Task directions
Would you repeat the entries below exactly and omit the pictures?

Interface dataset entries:
----------

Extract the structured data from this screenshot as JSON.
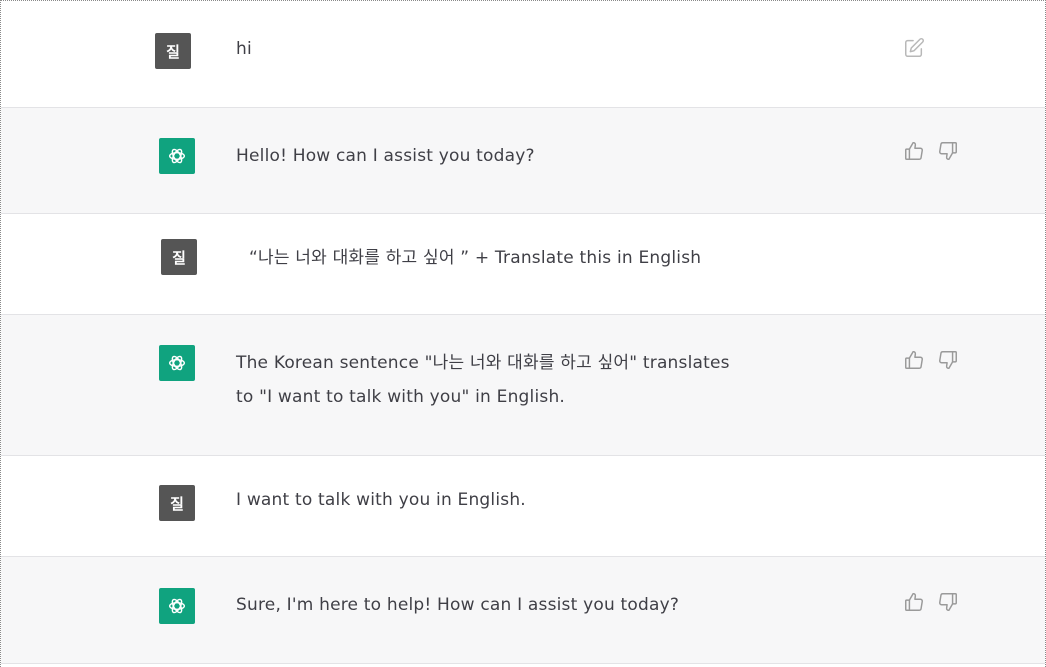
{
  "conversation": {
    "messages": [
      {
        "role": "user",
        "avatar_text": "질",
        "text": "hi"
      },
      {
        "role": "assistant",
        "text": "Hello! How can I assist you today?"
      },
      {
        "role": "user",
        "avatar_text": "질",
        "text": "“나는 너와 대화를 하고 싶어 ” + Translate this in English"
      },
      {
        "role": "assistant",
        "lines": [
          "The Korean sentence \"나는 너와 대화를 하고 싶어\" translates",
          "to \"I want to talk with you\" in English."
        ]
      },
      {
        "role": "user",
        "avatar_text": "질",
        "text": "I want to talk with you in English."
      },
      {
        "role": "assistant",
        "text": "Sure, I'm here to help! How can I assist you today?"
      }
    ]
  },
  "icons": {
    "edit": "edit-icon",
    "thumbs_up": "thumbs-up-icon",
    "thumbs_down": "thumbs-down-icon",
    "assistant_logo": "openai-logo-icon"
  },
  "colors": {
    "assistant_avatar": "#10a37f",
    "user_avatar": "#555555",
    "assistant_row_bg": "#f7f7f8"
  }
}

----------

Answer space
Extract the structured data from this screenshot as JSON.
{
  "conversation": {
    "messages": [
      {
        "role": "user",
        "avatar_text": "질",
        "text": "hi"
      },
      {
        "role": "assistant",
        "text": "Hello! How can I assist you today?"
      },
      {
        "role": "user",
        "avatar_text": "질",
        "text": "“나는 너와 대화를 하고 싶어 ” + Translate this in English"
      },
      {
        "role": "assistant",
        "lines": [
          "The Korean sentence \"나는 너와 대화를 하고 싶어\" translates",
          "to \"I want to talk with you\" in English."
        ]
      },
      {
        "role": "user",
        "avatar_text": "질",
        "text": "I want to talk with you in English."
      },
      {
        "role": "assistant",
        "text": "Sure, I'm here to help! How can I assist you today?"
      }
    ]
  },
  "icons": {
    "edit": "edit-icon",
    "thumbs_up": "thumbs-up-icon",
    "thumbs_down": "thumbs-down-icon",
    "assistant_logo": "openai-logo-icon"
  },
  "colors": {
    "assistant_avatar": "#10a37f",
    "user_avatar": "#555555",
    "assistant_row_bg": "#f7f7f8"
  }
}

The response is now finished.